Every line below that includes "Main" counts toward the total. Report that total alone.

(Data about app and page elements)

Segment Open

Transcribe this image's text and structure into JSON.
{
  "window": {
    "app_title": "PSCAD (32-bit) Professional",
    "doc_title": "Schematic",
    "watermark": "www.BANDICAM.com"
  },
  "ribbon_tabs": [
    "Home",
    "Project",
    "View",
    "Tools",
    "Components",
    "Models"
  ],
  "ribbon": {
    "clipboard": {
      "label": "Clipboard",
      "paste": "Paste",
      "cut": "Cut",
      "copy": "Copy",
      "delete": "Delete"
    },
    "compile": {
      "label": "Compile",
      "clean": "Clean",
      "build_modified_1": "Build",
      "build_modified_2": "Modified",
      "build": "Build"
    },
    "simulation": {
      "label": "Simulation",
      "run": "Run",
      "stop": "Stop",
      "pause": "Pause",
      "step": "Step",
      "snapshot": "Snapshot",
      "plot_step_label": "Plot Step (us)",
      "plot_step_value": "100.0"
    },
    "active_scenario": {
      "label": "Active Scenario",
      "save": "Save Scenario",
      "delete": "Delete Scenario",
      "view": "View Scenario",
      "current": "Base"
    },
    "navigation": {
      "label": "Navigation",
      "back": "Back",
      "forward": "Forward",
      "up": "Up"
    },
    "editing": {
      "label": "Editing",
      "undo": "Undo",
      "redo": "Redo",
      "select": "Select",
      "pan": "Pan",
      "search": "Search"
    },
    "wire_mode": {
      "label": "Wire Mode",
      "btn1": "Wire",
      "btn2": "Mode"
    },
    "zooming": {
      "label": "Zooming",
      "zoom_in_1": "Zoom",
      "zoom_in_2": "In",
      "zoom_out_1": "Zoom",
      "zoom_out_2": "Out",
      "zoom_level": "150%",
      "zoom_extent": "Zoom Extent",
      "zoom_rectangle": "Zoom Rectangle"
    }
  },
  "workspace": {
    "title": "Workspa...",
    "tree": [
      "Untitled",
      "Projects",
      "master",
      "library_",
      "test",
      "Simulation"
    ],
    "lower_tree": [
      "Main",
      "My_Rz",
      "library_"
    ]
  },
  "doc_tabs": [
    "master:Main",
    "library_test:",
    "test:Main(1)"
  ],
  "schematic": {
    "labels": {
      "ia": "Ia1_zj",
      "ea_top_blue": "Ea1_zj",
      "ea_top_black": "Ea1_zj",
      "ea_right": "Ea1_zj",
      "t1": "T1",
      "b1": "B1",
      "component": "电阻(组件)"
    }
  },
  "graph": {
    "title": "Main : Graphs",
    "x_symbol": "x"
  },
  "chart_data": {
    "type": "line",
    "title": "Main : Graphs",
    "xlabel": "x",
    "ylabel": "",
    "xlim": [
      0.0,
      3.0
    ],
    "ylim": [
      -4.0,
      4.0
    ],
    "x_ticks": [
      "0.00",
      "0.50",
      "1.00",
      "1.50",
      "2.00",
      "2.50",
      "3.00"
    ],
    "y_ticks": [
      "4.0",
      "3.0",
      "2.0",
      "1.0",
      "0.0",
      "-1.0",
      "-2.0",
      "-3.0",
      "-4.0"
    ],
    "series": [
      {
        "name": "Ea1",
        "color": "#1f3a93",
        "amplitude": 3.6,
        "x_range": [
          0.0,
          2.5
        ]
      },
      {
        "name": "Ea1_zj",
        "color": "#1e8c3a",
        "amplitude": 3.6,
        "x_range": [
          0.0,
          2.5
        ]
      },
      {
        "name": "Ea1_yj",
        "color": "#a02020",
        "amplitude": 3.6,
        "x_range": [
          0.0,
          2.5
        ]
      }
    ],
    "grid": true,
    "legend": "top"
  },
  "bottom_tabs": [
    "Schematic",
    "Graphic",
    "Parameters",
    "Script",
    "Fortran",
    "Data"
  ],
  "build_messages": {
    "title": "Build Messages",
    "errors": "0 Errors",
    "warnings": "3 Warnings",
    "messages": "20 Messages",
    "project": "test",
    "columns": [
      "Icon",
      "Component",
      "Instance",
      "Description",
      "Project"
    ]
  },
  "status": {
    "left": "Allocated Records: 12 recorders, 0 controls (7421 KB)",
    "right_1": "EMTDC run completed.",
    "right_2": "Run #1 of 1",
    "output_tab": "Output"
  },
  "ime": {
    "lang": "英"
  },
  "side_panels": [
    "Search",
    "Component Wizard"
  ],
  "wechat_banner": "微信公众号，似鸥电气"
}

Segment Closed

### Response below
5